== Page and application data records ==
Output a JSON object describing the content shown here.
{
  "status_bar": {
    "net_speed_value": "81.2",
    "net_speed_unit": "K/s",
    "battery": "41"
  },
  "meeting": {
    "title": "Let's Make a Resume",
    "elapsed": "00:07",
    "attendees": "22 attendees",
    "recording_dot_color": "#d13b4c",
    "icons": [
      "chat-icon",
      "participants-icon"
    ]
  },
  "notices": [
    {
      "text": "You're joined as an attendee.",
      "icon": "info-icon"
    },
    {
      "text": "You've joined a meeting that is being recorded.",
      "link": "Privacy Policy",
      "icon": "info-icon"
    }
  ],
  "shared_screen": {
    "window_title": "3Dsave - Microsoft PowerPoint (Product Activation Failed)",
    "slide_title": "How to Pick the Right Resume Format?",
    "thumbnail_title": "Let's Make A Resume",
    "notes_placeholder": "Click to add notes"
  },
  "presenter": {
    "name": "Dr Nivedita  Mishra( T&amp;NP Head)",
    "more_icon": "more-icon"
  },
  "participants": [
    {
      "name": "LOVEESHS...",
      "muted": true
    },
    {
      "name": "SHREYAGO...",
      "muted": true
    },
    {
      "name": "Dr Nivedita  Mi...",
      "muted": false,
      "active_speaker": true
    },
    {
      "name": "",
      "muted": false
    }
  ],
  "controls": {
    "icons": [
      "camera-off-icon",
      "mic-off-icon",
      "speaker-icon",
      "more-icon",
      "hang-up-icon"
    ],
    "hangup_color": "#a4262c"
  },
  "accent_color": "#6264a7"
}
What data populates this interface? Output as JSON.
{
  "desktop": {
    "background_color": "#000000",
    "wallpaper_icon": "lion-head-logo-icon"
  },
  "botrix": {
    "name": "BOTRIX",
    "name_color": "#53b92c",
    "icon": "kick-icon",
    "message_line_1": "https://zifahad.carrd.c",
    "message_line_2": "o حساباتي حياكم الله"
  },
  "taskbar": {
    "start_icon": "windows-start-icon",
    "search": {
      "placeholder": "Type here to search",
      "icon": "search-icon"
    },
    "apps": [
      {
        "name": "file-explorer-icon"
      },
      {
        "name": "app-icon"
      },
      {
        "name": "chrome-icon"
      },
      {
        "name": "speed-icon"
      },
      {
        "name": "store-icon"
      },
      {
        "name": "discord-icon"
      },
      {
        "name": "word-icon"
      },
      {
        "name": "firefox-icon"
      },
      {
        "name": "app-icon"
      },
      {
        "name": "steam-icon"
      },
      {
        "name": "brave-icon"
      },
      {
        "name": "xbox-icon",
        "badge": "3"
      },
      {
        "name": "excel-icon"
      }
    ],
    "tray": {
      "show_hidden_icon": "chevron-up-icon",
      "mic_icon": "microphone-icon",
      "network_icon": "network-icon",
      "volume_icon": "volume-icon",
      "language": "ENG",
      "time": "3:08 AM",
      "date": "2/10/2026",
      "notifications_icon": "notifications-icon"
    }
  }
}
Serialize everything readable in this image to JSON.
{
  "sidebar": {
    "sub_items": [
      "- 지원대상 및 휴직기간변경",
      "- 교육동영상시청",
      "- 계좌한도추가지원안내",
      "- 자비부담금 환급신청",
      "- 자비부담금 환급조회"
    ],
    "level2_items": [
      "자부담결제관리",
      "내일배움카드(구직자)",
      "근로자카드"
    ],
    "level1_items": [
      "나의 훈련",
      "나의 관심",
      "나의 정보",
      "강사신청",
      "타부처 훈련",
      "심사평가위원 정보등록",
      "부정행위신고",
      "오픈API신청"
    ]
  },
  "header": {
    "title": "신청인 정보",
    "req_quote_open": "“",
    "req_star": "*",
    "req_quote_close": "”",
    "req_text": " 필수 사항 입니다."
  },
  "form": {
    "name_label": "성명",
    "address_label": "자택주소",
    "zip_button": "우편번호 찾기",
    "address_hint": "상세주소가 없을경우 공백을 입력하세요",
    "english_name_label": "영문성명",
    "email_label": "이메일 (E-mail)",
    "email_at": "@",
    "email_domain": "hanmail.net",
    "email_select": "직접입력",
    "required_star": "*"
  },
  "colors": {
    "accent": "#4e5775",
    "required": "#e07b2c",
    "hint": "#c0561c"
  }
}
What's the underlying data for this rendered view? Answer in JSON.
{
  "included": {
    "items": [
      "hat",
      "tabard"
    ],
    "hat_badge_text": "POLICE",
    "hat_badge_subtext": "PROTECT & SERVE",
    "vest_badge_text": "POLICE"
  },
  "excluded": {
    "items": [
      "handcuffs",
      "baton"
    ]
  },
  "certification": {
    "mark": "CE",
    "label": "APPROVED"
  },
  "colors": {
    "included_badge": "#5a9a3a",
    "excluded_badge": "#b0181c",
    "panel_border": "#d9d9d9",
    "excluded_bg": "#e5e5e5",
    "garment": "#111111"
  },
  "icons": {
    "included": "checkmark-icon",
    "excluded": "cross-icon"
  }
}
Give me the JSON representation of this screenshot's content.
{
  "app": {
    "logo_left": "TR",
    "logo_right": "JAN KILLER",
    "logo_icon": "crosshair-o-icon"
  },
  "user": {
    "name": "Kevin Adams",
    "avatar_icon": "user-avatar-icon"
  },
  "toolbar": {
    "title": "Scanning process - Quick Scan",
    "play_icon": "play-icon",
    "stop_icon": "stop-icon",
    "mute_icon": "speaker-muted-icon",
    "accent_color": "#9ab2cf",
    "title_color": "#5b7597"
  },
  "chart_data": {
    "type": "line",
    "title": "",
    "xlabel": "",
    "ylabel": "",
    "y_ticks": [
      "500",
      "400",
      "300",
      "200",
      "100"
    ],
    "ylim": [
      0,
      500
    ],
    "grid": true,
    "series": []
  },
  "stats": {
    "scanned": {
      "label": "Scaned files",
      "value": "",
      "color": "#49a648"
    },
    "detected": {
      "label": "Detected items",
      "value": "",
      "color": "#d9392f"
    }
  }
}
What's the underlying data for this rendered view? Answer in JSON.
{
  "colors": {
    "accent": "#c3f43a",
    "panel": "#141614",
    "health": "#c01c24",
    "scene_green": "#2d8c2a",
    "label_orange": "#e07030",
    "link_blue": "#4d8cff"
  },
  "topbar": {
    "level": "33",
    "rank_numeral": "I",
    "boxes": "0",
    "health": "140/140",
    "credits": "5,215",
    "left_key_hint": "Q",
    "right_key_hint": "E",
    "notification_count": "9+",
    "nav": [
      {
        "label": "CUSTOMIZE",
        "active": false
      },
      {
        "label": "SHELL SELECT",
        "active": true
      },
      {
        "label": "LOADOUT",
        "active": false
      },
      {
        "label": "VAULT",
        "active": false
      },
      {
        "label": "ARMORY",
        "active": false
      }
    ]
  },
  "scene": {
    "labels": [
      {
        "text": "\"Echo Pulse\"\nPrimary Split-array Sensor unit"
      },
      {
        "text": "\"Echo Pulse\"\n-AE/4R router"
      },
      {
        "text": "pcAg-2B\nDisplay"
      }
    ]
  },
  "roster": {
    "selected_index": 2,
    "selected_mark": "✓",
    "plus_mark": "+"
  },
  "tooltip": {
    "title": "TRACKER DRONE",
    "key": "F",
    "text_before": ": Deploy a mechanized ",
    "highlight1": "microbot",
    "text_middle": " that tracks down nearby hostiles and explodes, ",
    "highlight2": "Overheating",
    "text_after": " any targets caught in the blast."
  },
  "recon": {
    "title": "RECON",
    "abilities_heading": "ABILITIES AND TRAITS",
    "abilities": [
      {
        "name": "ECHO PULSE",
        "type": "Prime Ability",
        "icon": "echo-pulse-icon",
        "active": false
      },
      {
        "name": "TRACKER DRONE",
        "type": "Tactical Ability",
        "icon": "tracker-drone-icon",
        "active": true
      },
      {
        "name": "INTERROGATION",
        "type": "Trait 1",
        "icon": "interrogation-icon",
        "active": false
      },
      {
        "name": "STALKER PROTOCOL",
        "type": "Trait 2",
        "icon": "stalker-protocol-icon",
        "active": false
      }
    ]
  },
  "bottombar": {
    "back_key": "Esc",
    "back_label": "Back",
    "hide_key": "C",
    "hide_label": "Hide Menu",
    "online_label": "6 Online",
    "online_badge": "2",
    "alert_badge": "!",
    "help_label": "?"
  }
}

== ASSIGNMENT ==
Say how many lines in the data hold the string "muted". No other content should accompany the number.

== TASK SOLUTION ==
5